Today’s homeowners have many options when it comes to their home’s air system. Technology in HVAC units and heaters has brought energy efficiency to the forefront of most concerns, with the benefit of a lower monthly utility bill. However, when it comes to health and safety, there is much to be said of a familiar style, such as heating your home with a traditional home heating unit. If you’re in the market for a new heating system, here are a few tips on deciding which furnace may suit your and your family best.
Heating System Styles and Functions
Although there are numerous styles of home heating units, the most common (and an industry standard for decades) is a traditional furnace. While you’re conducting your research, you may come to the conclusion that it might be cheaper to use a conventional furnace, as well as convenient when it comes to purchasing needed repair parts.
Simply put, this unit uses less energy to heat your household using various forms of fuel, then disperse the hot air within the home through ductwork and vents. Interchangeably known as a “forced warm-air” or “ducted warm-air” distribution system, the system primarily runs off of electricity, natural gas, or oil. Although each fuel source has its own benefits, natural gas tends to be the least expensive, while oil must be purchased separately and an electric-power heater can affect your monthly energy bills.
If you opt for a new model or an overhaul of your current gas furnace model, there are three primary forms to choose from, each with their own pros and cons: a single-stage gas model (which features a gas valve that opens and closes), a two-stage model (with the adjustable gas flow for a higher rate of energy efficiency, as well as a direct link to your home’s thermostat), and a more-complex “modulating” gas model, which offers the highest burner range and is, typically, recommended for homeowner’s comfort in colder climates). Additionally, electric furnaces, which use electric coils to distribute hot air throughout the home, and oil furnaces are two other options as well. In the end, a gas furnace can be very efficient, and your preference comes down to installation cost and energy savings.
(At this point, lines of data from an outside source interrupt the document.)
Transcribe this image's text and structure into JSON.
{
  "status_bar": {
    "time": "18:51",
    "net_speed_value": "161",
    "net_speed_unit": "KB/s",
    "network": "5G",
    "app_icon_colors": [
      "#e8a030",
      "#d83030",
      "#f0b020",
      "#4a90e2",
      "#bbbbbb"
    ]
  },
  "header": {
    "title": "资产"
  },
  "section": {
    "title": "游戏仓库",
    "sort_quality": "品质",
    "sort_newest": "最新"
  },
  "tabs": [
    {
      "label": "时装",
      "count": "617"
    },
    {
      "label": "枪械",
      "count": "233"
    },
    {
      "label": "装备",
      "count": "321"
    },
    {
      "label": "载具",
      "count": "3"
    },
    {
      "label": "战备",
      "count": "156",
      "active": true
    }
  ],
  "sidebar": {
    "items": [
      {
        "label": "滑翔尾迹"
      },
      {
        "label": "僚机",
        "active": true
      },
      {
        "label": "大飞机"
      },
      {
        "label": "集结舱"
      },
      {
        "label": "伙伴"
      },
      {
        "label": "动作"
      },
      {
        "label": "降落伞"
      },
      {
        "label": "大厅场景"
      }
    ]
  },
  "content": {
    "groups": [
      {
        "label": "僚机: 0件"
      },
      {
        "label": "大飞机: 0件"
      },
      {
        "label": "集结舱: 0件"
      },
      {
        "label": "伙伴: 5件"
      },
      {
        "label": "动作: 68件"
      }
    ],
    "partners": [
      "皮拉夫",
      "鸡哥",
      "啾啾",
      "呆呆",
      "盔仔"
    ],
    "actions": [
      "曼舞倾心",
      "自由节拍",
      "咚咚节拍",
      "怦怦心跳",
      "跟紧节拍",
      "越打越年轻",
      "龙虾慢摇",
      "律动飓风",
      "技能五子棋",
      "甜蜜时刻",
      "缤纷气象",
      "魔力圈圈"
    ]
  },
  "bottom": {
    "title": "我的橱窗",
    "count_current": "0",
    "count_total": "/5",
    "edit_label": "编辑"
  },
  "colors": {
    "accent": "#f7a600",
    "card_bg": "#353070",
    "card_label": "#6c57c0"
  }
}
New Tech and Energy Efficiency
Every homeowner wants the best deal on their utility bill and, especially in the case of a new home, choosing the best appliances and air systems can make a good deal of difference every month. If that’s a priority to you and your family, then investing in a new furnace and HVAC system may make the most sense. Over the past few years, heating system technology has come a long way and wasted energy and electricity are things you don’t need to pay full price for, given the right air system. With that in mind, it may be a good idea to look at the latest industry-standard of furnace alternatives: the heat pump. As a rule of thumb, every homeowner should keep in mind that with a heat pump, while the installation price may be on the higher end, the unit itself replaces both the air conditioner and heating system, and can equal a significantly better price on monthly energy consumption.
Although it is a relatively newer technology, a heat pump system is a single unit that acts as your home’s complete air system year-round. By using the outside air as its main source, the heat pump can provide your home’s interior with both cold airs during the summer and warm air during the winter. This convenient ability stems from the heat pump’s unique design, which actually takes the outside air and adjusts the temperature according to your preset preferences, then transposes it indoors. Two main forms of heat pumps are available: air-source heat pumps, and ground-source, or “geothermal heating” versions.
While homeowners will note that the initial cost of a heat pump may seem high, the monthly savings and energy efficiency make it a worthwhile investment. However, if it proves to be a better deal to replace your conventional furnace with an updated model, there are many new versions that can also save you a lot of money on utility bills, and keep your family in health and comfort all year.